It is a noisy bird known for its raucous calls and aggressive behavior. The Great-tailed grackle is an opportunistic feeder, eating a wide variety of food items, including insects, fruit, and garbage.
While it is not currently considered a threat to Hawaii’s native ecosystem, the Great-tailed grackle has the potential to cause harm if it becomes established in the state. If you see a Great-tailed grackle in Hawaii, please report it to the Department of Land and Natural Resources.
Black Birds in Hawaii
Despite the lack of blackbirds in Hawaii, the state is home to an incredible array of birds who fill all sorts of niches in the tropical ecosystem of the state.
From the nectar-feeding honeycreepers to the fish-eating ‘alae kea, Hawaii’s birds are as varied as they are beautiful. While you may not be able to find a blackbird in Hawaii, there are plenty of other birds to enjoy.
Many of these birds display incredible colors and patterns, but some are simply black or have large black patterns. These black birds can easily be confused with blackbirds simply by being black.
Get to know some of the black birds in Hawaii so you can identify species with confidence on your birdwatching expeditions.
- Hawaiian Crow (‘Alalā)
- Crested Honeyeater (‘Ākohekohe)
- Hawaiian moorhen (‘Alae ‘ula)
- Hawaiian coot (‘Alae ke’oke’o)
- Hawaiian stilt (Ae’o)
- Black noddy (Noio)
- Lesser Scaup (migratory)
- Many petrel species: Bulwer’s, Hawaiian, Storm, Tristram’s Storm
- Shearwaters: Christmas, Newell’s
- Common Mynah
- Blacked-headed Munia
- White-rumped Shama
- Red-whiskered Bulbul
The Impact of Invasive Birds in Hawaii
The fact that the introduced Western meadowlark poses no real risk to the Hawaiian ecosystem is a rare story. Island ecosystems have a heightened vulnerability to the effects of invasive species due to their isolated nature and unique line of evolution.
Since the 1800s, Hawaii has been struggling with an influx of invasive bird species. These birds have been brought over by humans, either on purpose or by accident, and have wreaked havoc on the native ecosystems.

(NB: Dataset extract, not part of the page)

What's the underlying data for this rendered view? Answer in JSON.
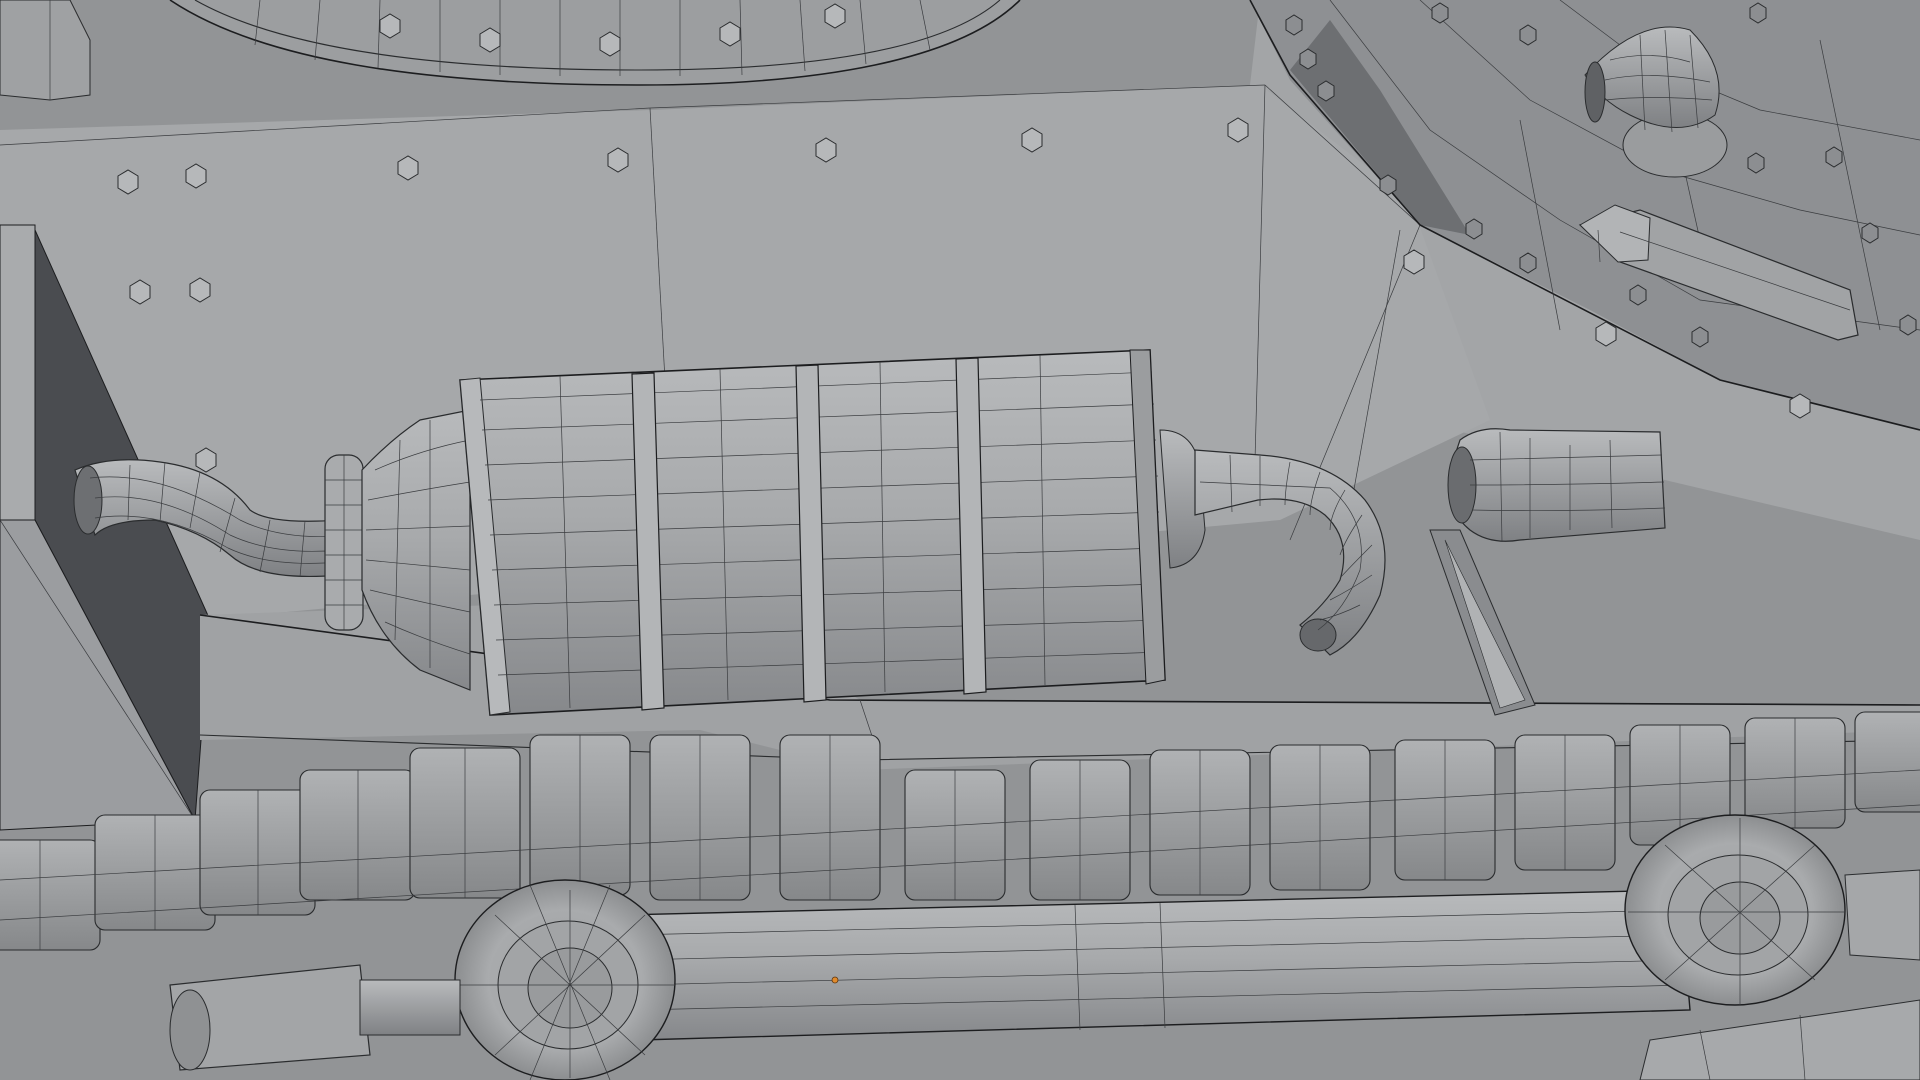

Some of the most damaging invasive bird species in Hawaii are:
- Common Mynah
- Great-tailed Mynah
- Black-headed Munia
- White-rumped Shama
- Red-whiskered Bulbul
- Red-vented Bulbul
- Rose-ringed Parakeet
These birds are all seed predators, which means they eat the native plants’ seeds, preventing them from reproducing. They also act as seed dispersers for invasive plants that have evolved to spread seeds via birds’ digestive tracts.
This has a devastating effect on the native ecosystem, as the native plants cannot compete with the invasive plants.
In addition to being seed predators, these birds also spread disease. Avian malaria is a significant problem in Hawaii, and these invasive bird species are vectors for the disease. They contract the disease from mosquitoes and then spread it to the native birds, who have no immunity.
Avian malaria has caused the extinction of several native bird species in Hawaii and is a major threat to the remaining native bird populations.
With so many different types of black birds in Hawaii, it can be tough to tell them apart. Keep these tips in mind the next time you’re out birdwatching, and you’ll be able to identify the black birds you see.
Blackbirds aren’t the only famous group of birds missing from Hawaii; the state also does not have any fan-favorite Hummingbirds. Still, Hawaii’s birdlife is rich in many other ways. Honey-eaters, flycatchers, and parrots adorn the forests while seabirds like skuas, sandpipers, and petrels patrol the coast. Hawaii also has both native and introduced species of hawks and owls.
If you think you’ve seen a true blackbird species in Hawaii (that isn’t the Western meadowlark), please report it to the Department of Land and Natural Resources so that they can investigate. With careful monitoring, we can make sure that these introduced species don’t cause harm to Hawaii’s native ecosystem.